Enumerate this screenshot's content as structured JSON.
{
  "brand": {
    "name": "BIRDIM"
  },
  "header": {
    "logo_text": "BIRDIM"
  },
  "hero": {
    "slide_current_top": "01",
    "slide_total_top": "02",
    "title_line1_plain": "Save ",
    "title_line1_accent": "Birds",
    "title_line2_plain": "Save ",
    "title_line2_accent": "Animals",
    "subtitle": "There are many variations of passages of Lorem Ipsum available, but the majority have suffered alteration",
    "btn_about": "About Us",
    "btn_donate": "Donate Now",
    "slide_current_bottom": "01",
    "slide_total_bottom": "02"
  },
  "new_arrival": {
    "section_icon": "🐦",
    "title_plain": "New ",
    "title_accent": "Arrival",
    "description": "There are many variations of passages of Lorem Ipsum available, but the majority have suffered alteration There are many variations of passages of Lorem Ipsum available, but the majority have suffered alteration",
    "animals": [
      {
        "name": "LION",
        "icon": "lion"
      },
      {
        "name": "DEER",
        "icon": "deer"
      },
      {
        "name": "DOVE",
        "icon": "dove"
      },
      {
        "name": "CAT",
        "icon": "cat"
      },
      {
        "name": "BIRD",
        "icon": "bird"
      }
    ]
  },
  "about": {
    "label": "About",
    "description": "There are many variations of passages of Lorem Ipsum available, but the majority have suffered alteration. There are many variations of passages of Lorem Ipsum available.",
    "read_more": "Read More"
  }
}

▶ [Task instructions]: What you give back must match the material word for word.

▶ [Problem solution]:
Enumerate this screenshot's content as structured JSON.
{
  "brand": {
    "name": "BIRDIM"
  },
  "header": {
    "logo_text": "BIRDIM"
  },
  "hero": {
    "slide_current_top": "01",
    "slide_total_top": "02",
    "title_line1_plain": "Save ",
    "title_line1_accent": "Birds",
    "title_line2_plain": "Save ",
    "title_line2_accent": "Animals",
    "subtitle": "There are many variations of passages of Lorem Ipsum available, but the majority have suffered alteration",
    "btn_about": "About Us",
    "btn_donate": "Donate Now",
    "slide_current_bottom": "01",
    "slide_total_bottom": "02"
  },
  "new_arrival": {
    "section_icon": "🐦",
    "title_plain": "New ",
    "title_accent": "Arrival",
    "description": "There are many variations of passages of Lorem Ipsum available, but the majority have suffered alteration There are many variations of passages of Lorem Ipsum available, but the majority have suffered alteration",
    "animals": [
      {
        "name": "LION",
        "icon": "lion"
      },
      {
        "name": "DEER",
        "icon": "deer"
      },
      {
        "name": "DOVE",
        "icon": "dove"
      },
      {
        "name": "CAT",
        "icon": "cat"
      },
      {
        "name": "BIRD",
        "icon": "bird"
      }
    ]
  },
  "about": {
    "label": "About",
    "description": "There are many variations of passages of Lorem Ipsum available, but the majority have suffered alteration. There are many variations of passages of Lorem Ipsum available.",
    "read_more": "Read More"
  }
}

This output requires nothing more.